NHDP - ICYMI : No transparency in override vote

Concord, NH - In case you missed it, today's Nashua Telegraph editorial took House Republican Speaker Bill O'Brien to task for not conducting himself "in a manner consistent with the principles of open government in a democratic society."  This week, O'Brien called a veto override vote, without any public notice - and after his office told members of the state House and the media that it would not come up.

 

The Telegraph continued, noting that this wasn't the "first time O'Brien's actions have run counter to open government practices."

 

"This is the same speaker who cleared the House gallery back in March in response to heckling over talk of deep budget cuts and collective bargaining restrictions.

 

"This is the same speaker who wasn't bashful about replacing GOP committee members prior to key votes if they weren't deemed loyal to the cause.

 

"This is the same speaker who, in his attorney's response to a lawsuit filed over the gallery closing, argues that 'the House can close its gallery whenever it deems appropriate and for as long as it deems appropriate.'"

 

The full text of the editorial is below.

 

Nashua Telegraph: No transparency in override vote 

When the House of Representatives calendar was released last week in anticipation of Wednesday's session, it ran 29 pages and consisted of more than 7,800 words - and not one of those words was spelled "O-V-E-R-R-I-D-E."

 

What's more, Republican leaders said publicly prior to the session they did not intend to act that day on any of the bills vetoed by Gov. John Lynch at what was expected to be a relatively short session.

 

So why weren't we surprised to learn House Speaker William O'Brien seized the opportunity - without notifying either the minority party or the public - to call for an override of one of the most controversial bills to come up this year, the deadly force legislation (SB 88)?

 

Simple.
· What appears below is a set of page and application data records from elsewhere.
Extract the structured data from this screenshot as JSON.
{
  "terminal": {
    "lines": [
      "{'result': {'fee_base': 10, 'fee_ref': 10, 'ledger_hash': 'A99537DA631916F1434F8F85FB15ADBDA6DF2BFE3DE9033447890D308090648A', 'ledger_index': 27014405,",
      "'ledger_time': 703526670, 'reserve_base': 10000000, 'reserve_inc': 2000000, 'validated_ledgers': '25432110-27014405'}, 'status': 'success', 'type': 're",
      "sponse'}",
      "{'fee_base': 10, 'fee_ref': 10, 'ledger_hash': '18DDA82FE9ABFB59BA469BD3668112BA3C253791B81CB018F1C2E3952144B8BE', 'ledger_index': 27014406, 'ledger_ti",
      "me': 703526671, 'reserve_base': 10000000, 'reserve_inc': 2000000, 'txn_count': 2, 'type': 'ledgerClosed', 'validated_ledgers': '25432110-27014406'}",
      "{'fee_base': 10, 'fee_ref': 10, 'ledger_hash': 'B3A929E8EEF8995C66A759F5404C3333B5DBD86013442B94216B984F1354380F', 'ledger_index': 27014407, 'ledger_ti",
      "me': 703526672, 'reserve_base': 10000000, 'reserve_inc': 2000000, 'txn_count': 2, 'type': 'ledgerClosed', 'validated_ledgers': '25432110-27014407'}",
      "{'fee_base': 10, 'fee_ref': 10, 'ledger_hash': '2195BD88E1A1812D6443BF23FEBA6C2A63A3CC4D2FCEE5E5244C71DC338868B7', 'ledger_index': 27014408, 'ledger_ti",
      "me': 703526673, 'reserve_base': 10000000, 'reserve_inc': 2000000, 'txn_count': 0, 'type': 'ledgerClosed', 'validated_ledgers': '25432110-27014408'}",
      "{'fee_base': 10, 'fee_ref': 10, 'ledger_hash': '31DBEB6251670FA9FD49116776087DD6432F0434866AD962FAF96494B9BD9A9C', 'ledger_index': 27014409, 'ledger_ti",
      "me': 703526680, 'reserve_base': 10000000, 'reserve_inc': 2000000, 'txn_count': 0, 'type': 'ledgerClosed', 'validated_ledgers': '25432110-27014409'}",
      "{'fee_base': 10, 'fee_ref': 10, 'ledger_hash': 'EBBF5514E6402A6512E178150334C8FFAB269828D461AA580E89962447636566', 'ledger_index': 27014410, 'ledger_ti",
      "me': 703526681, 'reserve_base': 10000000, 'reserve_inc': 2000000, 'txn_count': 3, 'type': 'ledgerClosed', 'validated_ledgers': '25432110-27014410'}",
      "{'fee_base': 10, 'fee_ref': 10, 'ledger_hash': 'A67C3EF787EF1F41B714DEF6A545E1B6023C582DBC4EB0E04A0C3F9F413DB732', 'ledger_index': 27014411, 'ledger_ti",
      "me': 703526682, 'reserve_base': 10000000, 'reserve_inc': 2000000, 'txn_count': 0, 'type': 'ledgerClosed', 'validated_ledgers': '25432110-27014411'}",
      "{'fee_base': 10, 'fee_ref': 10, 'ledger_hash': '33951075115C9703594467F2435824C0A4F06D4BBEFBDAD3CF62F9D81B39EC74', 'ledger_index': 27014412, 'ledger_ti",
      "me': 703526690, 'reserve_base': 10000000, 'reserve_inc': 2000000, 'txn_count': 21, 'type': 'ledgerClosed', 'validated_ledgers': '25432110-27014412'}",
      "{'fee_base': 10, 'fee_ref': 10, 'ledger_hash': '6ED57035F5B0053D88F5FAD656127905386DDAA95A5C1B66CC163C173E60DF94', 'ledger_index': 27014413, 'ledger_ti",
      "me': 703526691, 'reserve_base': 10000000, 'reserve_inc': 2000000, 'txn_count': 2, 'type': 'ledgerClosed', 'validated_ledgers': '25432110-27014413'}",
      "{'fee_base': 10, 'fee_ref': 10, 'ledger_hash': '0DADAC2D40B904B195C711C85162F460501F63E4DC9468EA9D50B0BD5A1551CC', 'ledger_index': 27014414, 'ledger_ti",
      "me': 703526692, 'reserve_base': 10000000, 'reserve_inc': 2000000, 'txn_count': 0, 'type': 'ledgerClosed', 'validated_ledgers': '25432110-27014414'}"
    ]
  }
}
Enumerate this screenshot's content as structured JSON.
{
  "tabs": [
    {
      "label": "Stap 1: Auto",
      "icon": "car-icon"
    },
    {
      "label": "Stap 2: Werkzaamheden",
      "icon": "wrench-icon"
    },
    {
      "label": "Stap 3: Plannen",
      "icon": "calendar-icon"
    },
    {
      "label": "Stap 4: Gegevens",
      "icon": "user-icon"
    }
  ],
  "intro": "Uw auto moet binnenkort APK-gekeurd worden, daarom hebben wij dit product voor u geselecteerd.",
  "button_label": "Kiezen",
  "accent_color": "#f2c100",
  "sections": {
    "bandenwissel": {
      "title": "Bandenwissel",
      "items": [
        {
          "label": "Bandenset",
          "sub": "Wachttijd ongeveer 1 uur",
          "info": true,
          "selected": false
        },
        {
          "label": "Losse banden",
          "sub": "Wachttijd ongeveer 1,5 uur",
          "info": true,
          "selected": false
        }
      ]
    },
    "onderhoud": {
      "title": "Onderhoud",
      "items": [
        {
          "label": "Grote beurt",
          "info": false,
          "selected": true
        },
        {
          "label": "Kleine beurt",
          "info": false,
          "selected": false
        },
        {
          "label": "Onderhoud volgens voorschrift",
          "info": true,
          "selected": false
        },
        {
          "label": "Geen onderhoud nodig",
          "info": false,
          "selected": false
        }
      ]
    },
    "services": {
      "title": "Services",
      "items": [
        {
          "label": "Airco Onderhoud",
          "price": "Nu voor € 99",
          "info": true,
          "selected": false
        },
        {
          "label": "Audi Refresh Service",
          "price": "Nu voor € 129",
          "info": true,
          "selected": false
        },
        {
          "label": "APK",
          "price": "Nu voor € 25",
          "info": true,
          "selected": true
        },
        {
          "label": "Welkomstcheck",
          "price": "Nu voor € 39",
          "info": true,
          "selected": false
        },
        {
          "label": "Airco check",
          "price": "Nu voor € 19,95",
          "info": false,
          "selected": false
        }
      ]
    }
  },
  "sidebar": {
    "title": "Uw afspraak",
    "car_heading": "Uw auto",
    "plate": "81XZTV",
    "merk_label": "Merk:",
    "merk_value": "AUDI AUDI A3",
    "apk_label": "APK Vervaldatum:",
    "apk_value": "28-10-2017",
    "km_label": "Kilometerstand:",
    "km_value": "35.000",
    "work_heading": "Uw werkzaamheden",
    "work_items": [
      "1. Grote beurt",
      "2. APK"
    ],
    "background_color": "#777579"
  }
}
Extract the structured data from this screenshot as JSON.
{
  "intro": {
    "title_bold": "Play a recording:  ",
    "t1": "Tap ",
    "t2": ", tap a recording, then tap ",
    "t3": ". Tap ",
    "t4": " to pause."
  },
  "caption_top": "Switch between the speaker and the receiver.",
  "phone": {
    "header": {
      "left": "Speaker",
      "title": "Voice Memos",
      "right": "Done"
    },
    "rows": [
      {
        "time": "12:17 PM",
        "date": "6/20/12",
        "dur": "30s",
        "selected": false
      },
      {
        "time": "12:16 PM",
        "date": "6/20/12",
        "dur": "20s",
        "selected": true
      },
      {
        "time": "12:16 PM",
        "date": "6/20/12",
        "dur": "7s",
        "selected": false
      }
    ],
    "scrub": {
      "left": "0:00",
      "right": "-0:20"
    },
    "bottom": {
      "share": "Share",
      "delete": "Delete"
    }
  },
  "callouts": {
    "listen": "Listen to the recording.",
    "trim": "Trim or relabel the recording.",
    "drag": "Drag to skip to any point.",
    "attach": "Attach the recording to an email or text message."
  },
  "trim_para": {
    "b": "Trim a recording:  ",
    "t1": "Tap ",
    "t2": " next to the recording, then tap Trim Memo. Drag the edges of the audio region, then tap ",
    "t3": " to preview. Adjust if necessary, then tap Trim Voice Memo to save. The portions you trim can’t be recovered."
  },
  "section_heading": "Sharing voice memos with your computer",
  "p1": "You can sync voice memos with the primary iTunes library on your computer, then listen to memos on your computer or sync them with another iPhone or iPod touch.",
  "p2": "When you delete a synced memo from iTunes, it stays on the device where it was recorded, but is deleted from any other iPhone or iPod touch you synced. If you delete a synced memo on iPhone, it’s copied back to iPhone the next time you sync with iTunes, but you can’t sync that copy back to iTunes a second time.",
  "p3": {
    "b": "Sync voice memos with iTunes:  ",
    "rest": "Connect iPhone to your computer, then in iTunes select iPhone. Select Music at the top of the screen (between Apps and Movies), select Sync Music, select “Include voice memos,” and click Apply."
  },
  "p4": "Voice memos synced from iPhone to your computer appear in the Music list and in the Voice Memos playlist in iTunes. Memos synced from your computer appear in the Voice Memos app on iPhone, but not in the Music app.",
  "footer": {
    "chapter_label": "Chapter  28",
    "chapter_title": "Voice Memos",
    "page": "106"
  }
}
Because this type of behavior is consistent with a party leadership that talks a good game about open government but doesn't comprehend what it really means.

 

"Can you explain to me where the people of New Hampshire can find in an agenda on any given day when a veto will be taken up?" Assistant Democratic Leader Lucy Weber of Walpole asked at Wednesday's session.

 

"The chair sets the agenda," O'Brien replied. "It is now on the agenda."

 

With those pleasantries out of the way, the House then proceeded to debate and ultimately vote to override the veto, 251-111.

 

That vote came on the heels of a similar vote in the Senate last week, where members overrode the governor's veto by a much tighter 17-7 margin.

 

As a result, the bill that broadens the rights of individuals to use deadly force to defend themselves in public will become law Nov. 13.

 

While it's true we opposed this bill on the grounds it was unnecessary and urged lawmakers to support the governor's veto (Aug. 17: "Veto should stand on deadly force bill"), that's not really the point here. This is about legislative leaders conducting themselves in a manner consistent with the principles of open government in a democratic society.

 

So why did the speaker feel it was necessary to play hardball with this bill by calling for a surprise override vote?

 

We give up. Maybe he just can't help himself. Maybe it's just part of his political DNA after observing his former Boston law partner Thomas Finneran, who was no stranger to strong-arm tactics when he served as speaker of the Massachusetts House of Representatives until resigning under the cloud of a federal probe in 2004.

 

Still, this isn't the first time O'Brien's actions have run counter to open government practices.

 

This is the same speaker who cleared the House gallery back in March in response to heckling over talk of deep budget cuts and collective bargaining restrictions.

 

This is the same speaker who wasn't bashful about replacing GOP committee members prior to key votes if they weren't deemed loyal to the cause.

 

This is the same speaker who, in his attorney's response to a lawsuit filed over the gallery closing, argues that "the House can close its gallery whenever it deems appropriate and for as long as it deems appropriate."

 

All this from the same person who was quoted in a House-issued news release earlier this year as saying: "We are committed to bringing transparency to state government and making it easier for people to know what their government is doing."

 

After Wednesday's House shenanigans, it's now clear he meant after the fact.